THE other day I ran into an old friend. Such off-chance meetings are nice and give you the chance to recollect some things together. For those with children, inevitably it leads to talk about what the children are doing.
Her child is 16 now and studying in Form Four. And yes, history is a compulsory subject in school and from next year, you need to get at least a pass in it to obtain your Sijil Pelajaran Malaysia (SPM) certificate, our equivalent of the O-Levels.
All right, I knew about that one. The Education Minister had announced that in 2010 after an Umno annual general assembly. But here is the shocker, her son was told by his school that there will a three-hour practical for history.
I was flabbergasted. No kidding, I said.
What are they going to do for the practical, I asked. This is unheard of. I have not managed to get independent confirmation yet, but if it is, imagine the possibilities.
Now what kind of practical would it be? Can we build a time machine and go into the past and ask Hang Tuah whether he really existed and whether all those tales they told about him and Jebat were true even though tall? The mind boggles.
But for now, the idea of a practical exam for history has to be mere conjecture unless the ministry chooses to clarify. Perhaps it is not a practical, maybe just a project.
Back to more serious stuff – this decision to make history not just a compulsory subject for the SPM but to require that from next year you need at least a pass in it to get the SPM certificate.
The only other subject that enjoys such a requirement is Bahasa Malaysia and up to now calls to make English a compulsory pass have not been implemented.
The Education Minister had cited lack of patriotism and lack of knowledge of the Federal Constitution as part of the reasons for the decision.
A committee was subsequently appointed to deal with the syllabus and curriculum in the wake of allegations that the history curriculum has changed over the years to place a lot more emphasis on Islamic civilisation and downplayed the achievements of non-Malays in contributing towards the nation and economy.
It is inevitable therefore that there will be lingering questions over what will constitute the history curriculum and what will be decided as facts and how the facts will be presented in a balanced manner to give a true and fair view of how events actually happened.
It is an unfortunate fact that our education system is highly politicised.
Take, for instance, the flip-flop over using English to teach Science and Maths. This was reversed after some five years and it is back to the old status quo.
And now history is to be made a compulsory pass for SPM.
That is a rather strange decision. It would have been adequate just to have made it a compulsory subject for the SPM instead of requiring that every student gets a pass in that subject to get the SPM.
Two questions arise over this issue.
First, is it really necessary to make a pass in history compulsory to ensure better understanding of how this country developed?
Two, who is going to ensure that the history that is taught in schools will be a real reflection of what happened shorn of all considerations?

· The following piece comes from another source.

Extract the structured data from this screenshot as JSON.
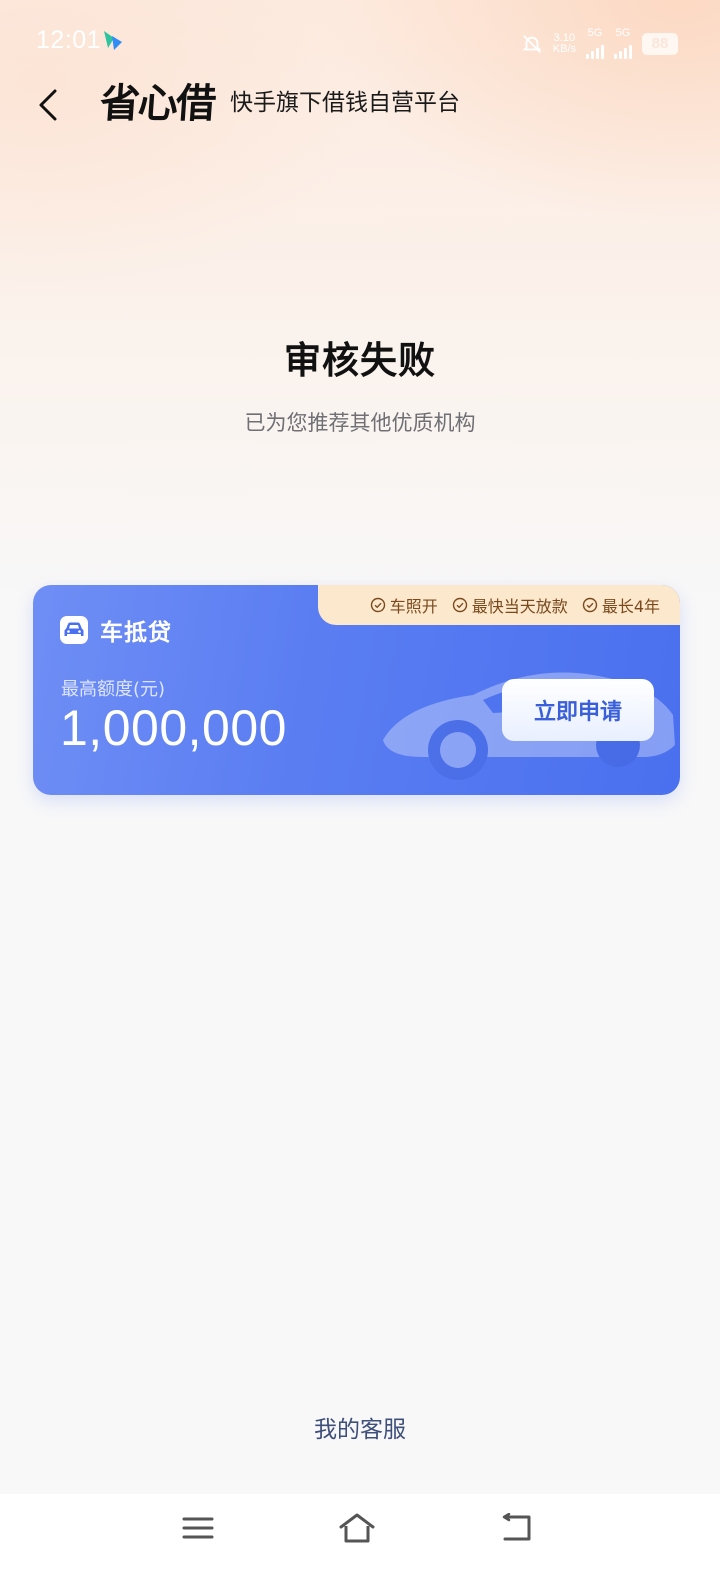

The answer to the first question must surely be no because what politicians feel the public should feel about the way a country developed is seldom in touch with reality.
Students should not be forced to accept everything at face value without a healthy scepticism as to whether the so-called facts are right not.
Education is not about accepting wholeheartedly what someone else lays out as facts but the building up of the ability to assess critically facts and figures to reach an informed opinion about how things really happened.
Things are seldom black and white even in history except for (usually) dates of birth and death, wars, treaties and the like. Value systems play a huge role in what is considered to be wrong and right and part of the challenge is to discard values to be objective about what happened.
A true study of history uses facts and figures to ascertain intent and draw conclusions. Many things are simply not cast in stone. In history, most people are not completely bad or completely good – they are human and they make mistakes just like everybody else.
The second question relates to how to keep history objective and free of personal judgment and bias.
We can’t start from a viewpoint that one civilisation is superior to another but must state the facts as best as that can be ascertained and which is in line with historical scholarship, not the whims and fancies of what politicians want their wards to believe.
This is not about propaganda or brainwashing but about history. So let unbiased, fair academics come up with the truth as unvarnished as that can be. But before the curriculum stands, let it be open to the public and to public scrutiny and criticism and correction if necessary.
If the decision to make history a compulsory pass in the SPM is final, then at least properly address these two questions that have been raised so that there can be no question that history will be politically tainted or that it will be retold falsely.
Independent consultant and writer P. Gunasegaram likes this quote from Mark Twain: The very ink with which history is written is merely fluid prejudice.